According to ancient Jewish tradition, a new mother had to be purified forty days after giving birth, and present her baby at the temple, so, shortly after December 25 was fixed as Christmas Day by the Roman Catholic Church, sometime in the late 4th Century, the second day of February was marked as the Feast of the Presentation of Our Lord Jesus and of the Purification of the Blessed Virgin Mary. This date was easily accepted by new Christians in Rome, due to the correspondence to their already well-established dies Februatus purification dates; small animals and birds, such as turtle doves, were a mandatory offering, but this practice was eventually abandoned, and candles were incorporated instead, as a symbol of purity and new life. For this reason, the feast became also known as Candlemas, or Día de la Candelaria, in Spanish.
In a similar way in Mexico, after the Spanish conquest in the 16th Century, Día de la Candelaria came to replace the Pre-Hispanic ceremonies connected to the earth (for fertility) and meteorological events (for abundance). The midwinter days marked by the winter solstice and the spring equinox (in the Northern Hemisphere, between late December and the third week in March) were dedicated to the new year in the Aztec calendar, and the beginning of the agricultural season in Mesoamerica. Offerings of corn were presented to the gods for healthy and abundant crops; some aspects of these practices were incorporated to the Christian Candlemas, such as the blessing of seeds for the coming planting season, and the offering and sharing of corn-based food and beverages, such as tamales and atole.
As I have mentioned, nowadays, Día de la Candelaria celebrations involve church services for the blessing of candles and figurines representing baby Jesus, with the corn-based foodstuffs shared later, at a meal usually hosted by the person(s) who found figurines representing baby Jesus, hidden in the special bread that was served on Epiphany Day (January 6).

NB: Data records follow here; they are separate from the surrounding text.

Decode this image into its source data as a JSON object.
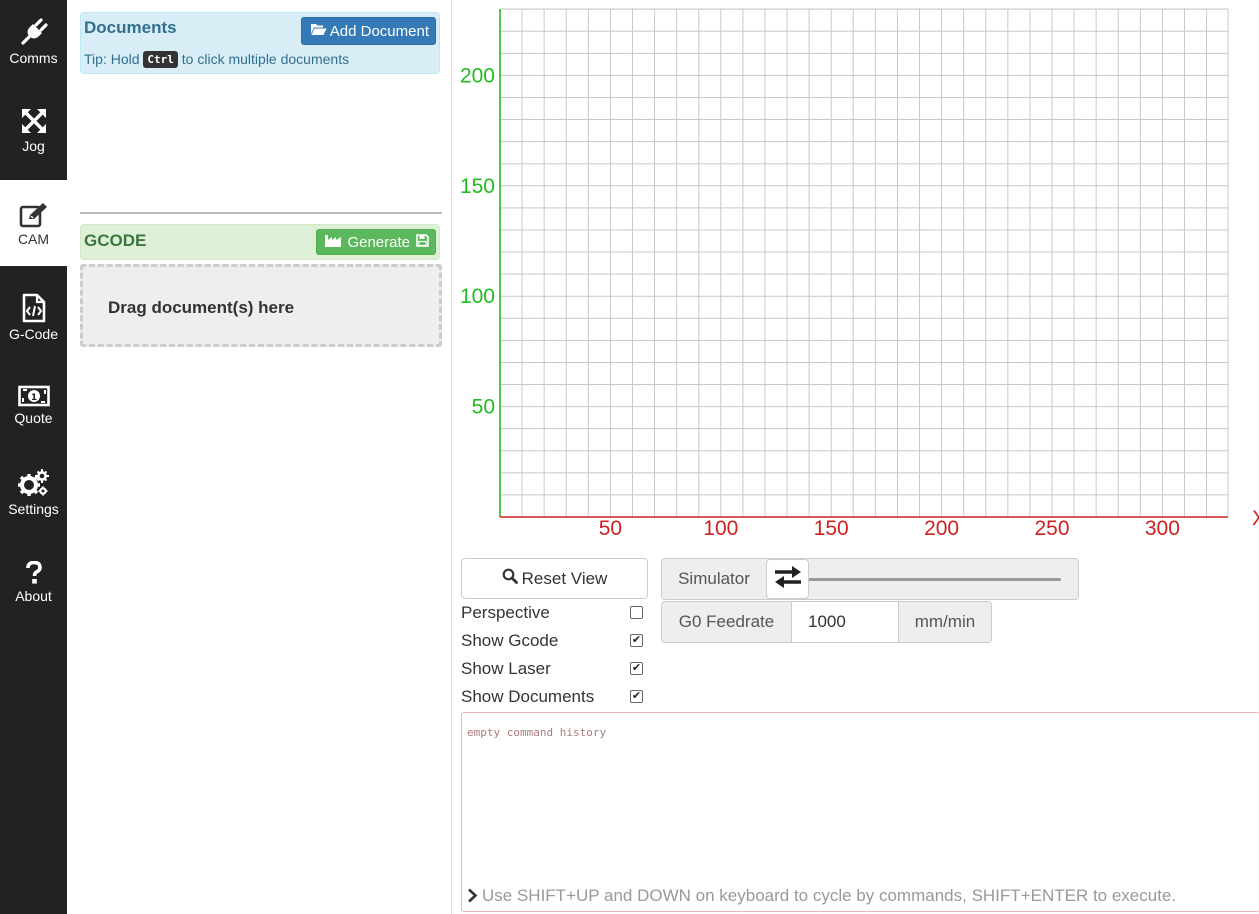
{
  "sidebar": {
    "items": [
      {
        "label": "Comms",
        "icon": "plug-icon"
      },
      {
        "label": "Jog",
        "icon": "arrows-move-icon"
      },
      {
        "label": "CAM",
        "icon": "edit-icon",
        "active": true
      },
      {
        "label": "G-Code",
        "icon": "code-file-icon"
      },
      {
        "label": "Quote",
        "icon": "money-icon"
      },
      {
        "label": "Settings",
        "icon": "gears-icon"
      },
      {
        "label": "About",
        "icon": "question-icon"
      }
    ]
  },
  "documents": {
    "title": "Documents",
    "add_button": "Add Document",
    "tip_prefix": "Tip: Hold",
    "tip_key": "Ctrl",
    "tip_suffix": "to click multiple documents"
  },
  "gcode": {
    "title": "GCODE",
    "generate_button": "Generate",
    "drop_zone": "Drag document(s) here"
  },
  "workspace": {
    "x_axis_color": "#cc2222",
    "y_axis_color": "#22bb22",
    "x_ticks": [
      "50",
      "100",
      "150",
      "200",
      "250",
      "300"
    ],
    "y_ticks": [
      "200",
      "150",
      "100",
      "50"
    ],
    "x_axis_end_label": "X"
  },
  "controls": {
    "reset_view": "Reset View",
    "options": [
      {
        "label": "Perspective",
        "checked": false
      },
      {
        "label": "Show Gcode",
        "checked": true
      },
      {
        "label": "Show Laser",
        "checked": true
      },
      {
        "label": "Show Documents",
        "checked": true
      }
    ],
    "simulator_label": "Simulator",
    "simulator_progress": 0,
    "g0_feedrate_label": "G0 Feedrate",
    "g0_feedrate_value": "1000",
    "g0_feedrate_unit": "mm/min"
  },
  "console": {
    "history_text": "empty command history",
    "input_placeholder": "Use SHIFT+UP and DOWN on keyboard to cycle by commands, SHIFT+ENTER to execute."
  }
}
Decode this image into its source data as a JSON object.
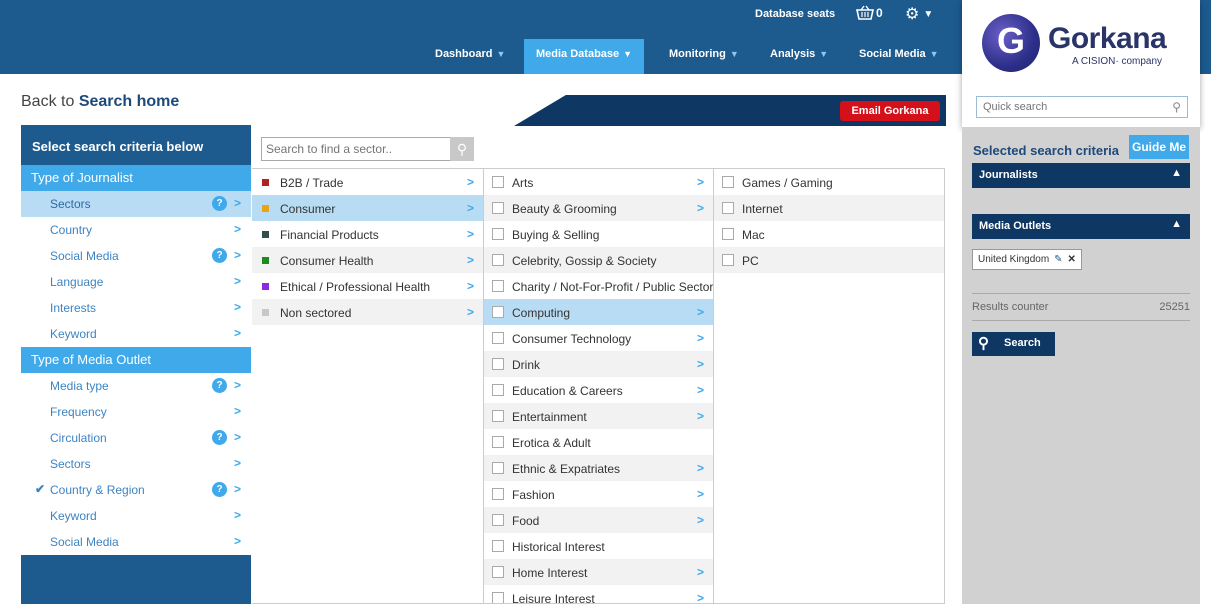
{
  "header": {
    "database_seats": "Database seats",
    "basket_count": "0",
    "nav": [
      {
        "label": "Dashboard",
        "active": false
      },
      {
        "label": "Media Database",
        "active": true
      },
      {
        "label": "Monitoring",
        "active": false
      },
      {
        "label": "Analysis",
        "active": false
      },
      {
        "label": "Social Media",
        "active": false
      }
    ]
  },
  "logo": {
    "name": "Gorkana",
    "tagline": "A CISION· company"
  },
  "quick_search": {
    "placeholder": "Quick search"
  },
  "back": {
    "prefix": "Back to",
    "target": "Search home"
  },
  "email_button": "Email Gorkana",
  "left_panel": {
    "heading": "Select search criteria below",
    "journalist_section": "Type of Journalist",
    "journalist_items": [
      {
        "label": "Sectors",
        "help": "?"
      },
      {
        "label": "Country"
      },
      {
        "label": "Social Media",
        "help": "?"
      },
      {
        "label": "Language"
      },
      {
        "label": "Interests"
      },
      {
        "label": "Keyword"
      }
    ],
    "outlet_section": "Type of Media Outlet",
    "outlet_items": [
      {
        "label": "Media type",
        "help": "?"
      },
      {
        "label": "Frequency"
      },
      {
        "label": "Circulation",
        "help": "?"
      },
      {
        "label": "Sectors"
      },
      {
        "label": "Country & Region",
        "help": "?",
        "checked": true
      },
      {
        "label": "Keyword"
      },
      {
        "label": "Social Media"
      }
    ]
  },
  "sector_search": {
    "placeholder": "Search to find a sector.."
  },
  "sectors": [
    {
      "label": "B2B / Trade",
      "color": "#b22222"
    },
    {
      "label": "Consumer",
      "color": "#e8a317",
      "selected": true
    },
    {
      "label": "Financial Products",
      "color": "#2f4f4f"
    },
    {
      "label": "Consumer Health",
      "color": "#1e8a1e"
    },
    {
      "label": "Ethical / Professional Health",
      "color": "#8a2be2"
    },
    {
      "label": "Non sectored",
      "color": "#c8c8c8"
    }
  ],
  "subsectors": [
    {
      "label": "Arts",
      "arrow": true
    },
    {
      "label": "Beauty & Grooming",
      "arrow": true
    },
    {
      "label": "Buying & Selling",
      "arrow": false
    },
    {
      "label": "Celebrity, Gossip & Society",
      "arrow": false
    },
    {
      "label": "Charity / Not-For-Profit / Public Sector",
      "arrow": false
    },
    {
      "label": "Computing",
      "arrow": true,
      "selected": true
    },
    {
      "label": "Consumer Technology",
      "arrow": true
    },
    {
      "label": "Drink",
      "arrow": true
    },
    {
      "label": "Education & Careers",
      "arrow": true
    },
    {
      "label": "Entertainment",
      "arrow": true
    },
    {
      "label": "Erotica & Adult",
      "arrow": false
    },
    {
      "label": "Ethnic & Expatriates",
      "arrow": true
    },
    {
      "label": "Fashion",
      "arrow": true
    },
    {
      "label": "Food",
      "arrow": true
    },
    {
      "label": "Historical Interest",
      "arrow": false
    },
    {
      "label": "Home Interest",
      "arrow": true
    },
    {
      "label": "Leisure Interest",
      "arrow": true
    }
  ],
  "topics": [
    {
      "label": "Games / Gaming"
    },
    {
      "label": "Internet"
    },
    {
      "label": "Mac"
    },
    {
      "label": "PC"
    }
  ],
  "right_panel": {
    "title": "Selected search criteria",
    "guide_button": "Guide Me",
    "journalists_bar": "Journalists",
    "outlets_bar": "Media Outlets",
    "tag": "United Kingdom",
    "counter_label": "Results counter",
    "counter_value": "25251",
    "search_button": "Search"
  }
}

For this Día de la Candelaria, I have gathered all the recipes for tamales that I have posted to date, as well as my recipe for atole (corn-based beverage) in three different flavours. I am also sharing my recipe for Mexican style hot chocolate, since for many years now, there has been a propensity to serve hot chocolate along with, or instead of, atole; this will not affect the tradition of corn offerings, as long as tamales are the main item on the table, as in the photo at the top of this post, showcasing a mug of frothy hot chocolate with an assortment of sweet and savoury tamales. Click on highlighted text or images, below, for recipes.
Mexican Style Hot Chocolate
My sister in Mexico just made a batch of tamales for Candlemas, following my recipe for Assorted Savoury Tamales! In the photos below, she had arranged the tamale wraps in a steamer basket (left), and then closed with the lid to steam on the stove top (right):
Below, tamales in their corn husk wraps after cooking (photo left), and an assortment of fillings (photo right, from left to right) of bean & cheese (frijol y queso), chicken & green sauce (verde), and chicken & red mole (rojo):